Summer Reading: Closing the Rich/Poor Reading Achievement Gap will provide you with ideas you can use to prevent summer slide.

At the beginning of chapter four, Dr. Allington discusses how important it is that we as teachers learn about our students' interests and about books that match them in order to help guide students to make good choices. We can learn about our students' preferences through interest inventories, group discussions, and from watching what they choose during library visits. Talking with your students while they're reading the book also helps the teacher know whether the genre or topic is a good fit too.  

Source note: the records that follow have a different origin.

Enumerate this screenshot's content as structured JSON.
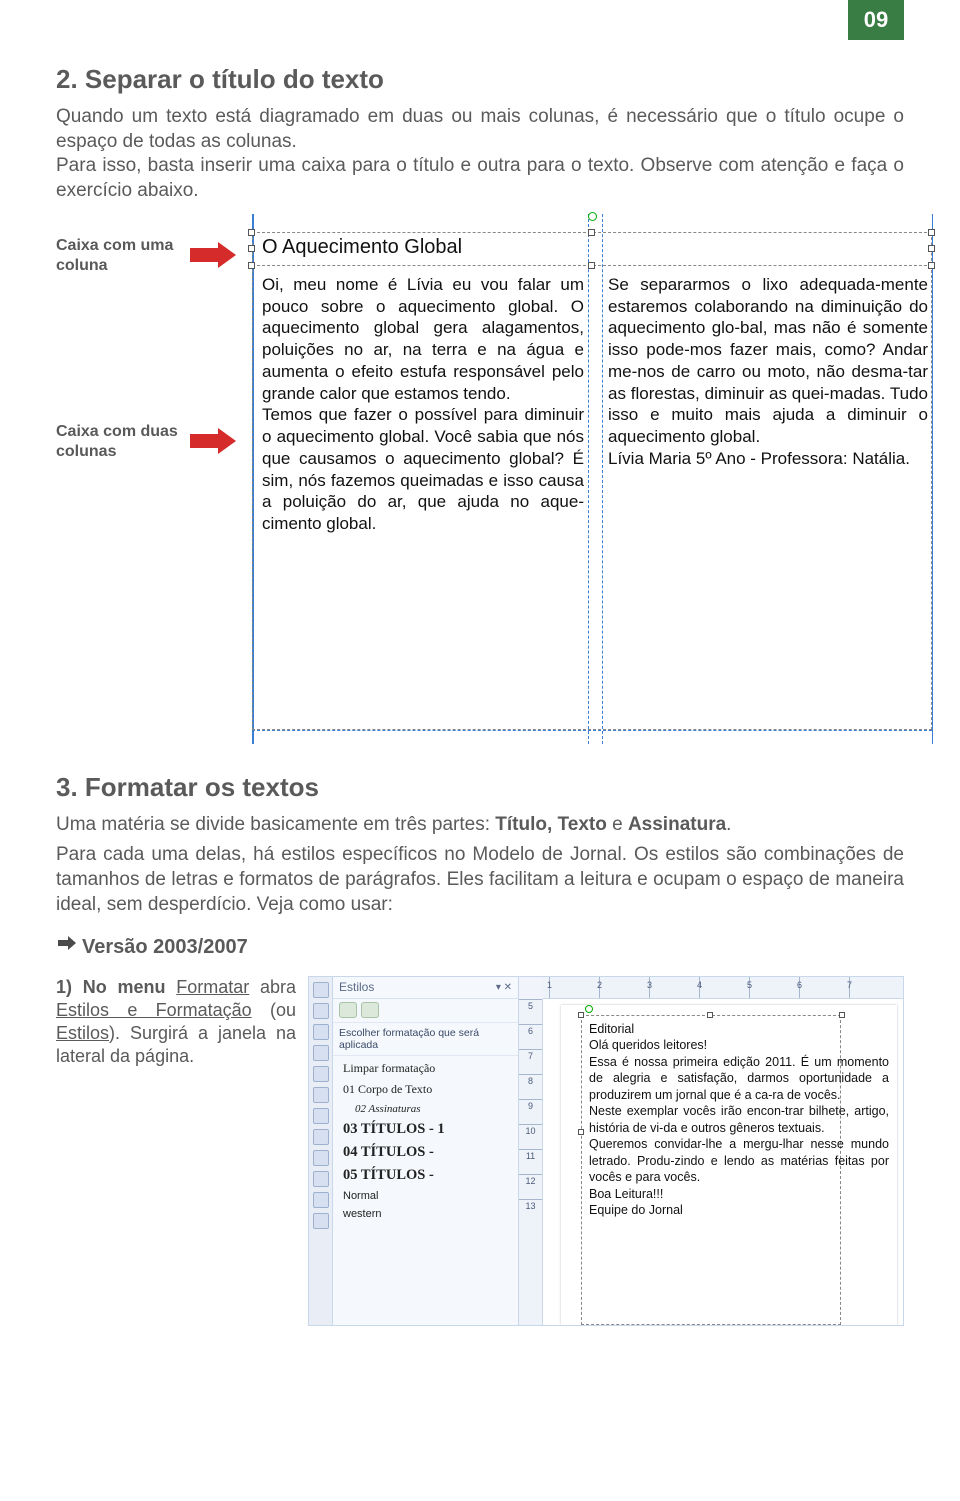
{
  "page_number": "09",
  "sec2": {
    "heading": "2. Separar o título do texto",
    "para": "Quando um texto está diagramado em duas ou mais colunas, é necessário que o título ocupe o espaço de todas as colunas.\nPara isso, basta inserir uma caixa para o título e outra para o texto. Observe com atenção e faça o exercício abaixo."
  },
  "fig1": {
    "label_one": "Caixa com uma coluna",
    "label_two": "Caixa com duas colunas",
    "title": "O Aquecimento Global",
    "col_left": "Oi, meu nome é Lívia eu vou falar um pouco sobre o aquecimento global. O aquecimento global gera alagamentos, poluições no ar, na terra e na água e aumenta o efeito estufa responsável pelo grande calor que estamos tendo.\nTemos que fazer o possível para diminuir o aquecimento global. Você sabia que nós que causamos o aquecimento global? É sim, nós fazemos queimadas e isso causa a poluição do ar, que ajuda no aque-cimento global.",
    "col_right": "Se separarmos o lixo adequada-mente estaremos colaborando na diminuição do aquecimento glo-bal, mas não é somente isso pode-mos fazer mais, como? Andar me-nos de carro ou moto, não desma-tar as florestas, diminuir as quei-madas. Tudo isso e muito mais ajuda a diminuir o aquecimento global.\nLívia Maria 5º Ano - Professora: Natália."
  },
  "sec3": {
    "heading": "3. Formatar os textos",
    "para1_pre": "Uma matéria se divide basicamente em três partes: ",
    "para1_bold": "Título, Texto",
    "para1_mid": " e ",
    "para1_bold2": "Assinatura",
    "para1_post": ".",
    "para2": "Para cada uma delas, há estilos específicos no Modelo de Jornal. Os estilos são combinações de tamanhos de letras e formatos de parágrafos. Eles facilitam a leitura e ocupam o espaço de maneira ideal, sem desperdício. Veja como usar:"
  },
  "versao_label": "Versão 2003/2007",
  "step1": {
    "pre": "1) No menu ",
    "u1": "Formatar",
    "mid1": " abra ",
    "u2": "Estilos e Formatação",
    "mid2": " (ou ",
    "u3": "Estilos",
    "post": "). Surgirá a janela na lateral da página."
  },
  "shot": {
    "styles_title": "Estilos",
    "desc": "Escolher formatação que será aplicada",
    "items": {
      "a": "Limpar formatação",
      "b": "01 Corpo de Texto",
      "c": "02 Assinaturas",
      "d": "03 TÍTULOS - 1",
      "e": "04 TÍTULOS -",
      "f": "05 TÍTULOS -",
      "g": "Normal",
      "h": "western"
    },
    "ruler_top": [
      "1",
      "2",
      "3",
      "4",
      "5",
      "6",
      "7"
    ],
    "ruler_left": [
      "5",
      "6",
      "7",
      "8",
      "9",
      "10",
      "11",
      "12",
      "13"
    ],
    "doc_text": "Editorial\nOlá queridos leitores!\nEssa é nossa primeira edição 2011. É um momento de alegria e satisfação, darmos oportunidade a produzirem um jornal que é a ca-ra de vocês.\nNeste exemplar vocês irão encon-trar bilhete, artigo, história de vi-da e outros gêneros textuais.\nQueremos convidar-lhe a mergu-lhar nesse mundo letrado. Produ-zindo e lendo as matérias feitas por vocês e para vocês.\nBoa Leitura!!!\nEquipe do Jornal"
  }
}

So what does the research show?  Dr. Allington shared a study of 300 Black students in a urban school with a high percentage of low income students. The students were allowed to "shop" for books at a book fair that they were allowed to take home for summer reading (and keep).  Each was allowed to pick fifteen books, and during the "shopping" experiene, the student conversations were recorded. The students were very excited, and interestingly, the most popular titles selected by the students were about pop artists, cartoon superheroes, about places they were familiar with, the Captain Underpants series, and believe it or not, nonfiction which is atypical from other studies. They chose books that "reflected media and mass marketing interests". 

Once the students had made their selections, they were interviewed about how choices were made. In the interviews, one young lady shared that she thought Hilary Duff was "cool and liked how she dressed."  She shared the reason she chose the book was that she wanted to learn more about her. Superheroes were also popular because a few had seen movies about Incredible Hulk and Spiderman, so they picked Captain Underpants and How to Draw Spiderman. Luckily, teachers will be glad to know that some students shared that they chose based on read alouds their teachers had read to them or books they'd talked about in class, books the teacher recommended, or because a friend or relative had read the title.

So how have you established a reading culture in your classroom?  Please share your teacher tested ideas for others to consider, and be sure to return tomorrow for chapter five.  Andrea will talk to you about "Taking to the Streets!"  Sounds like a chapter you won't want to miss!



  1. I loved reading this chapter, and it reminded me of how important it is for student choice. I think students can read a little beyond their level if the interest is there. My own son did this and was challenged. Had it not been for that, he may have never enjoyed reading. Plus, they can spend time with others reading those books that are above their level, creating a bonding experience.


  2. I have found that if I start choosing kids books pretty soon they seem unable to find books themselves and they keep coming back to me.

  3. The quote on page 46 speaks to the power of choice, "Providing students with the opportunity to select the books they will read begins the preparation of literate adults, adults who know how to find books they want to read." Giving students the freedom of choice makes sense. As adults we are rarely 'assigned' reading. We choose what we read. :)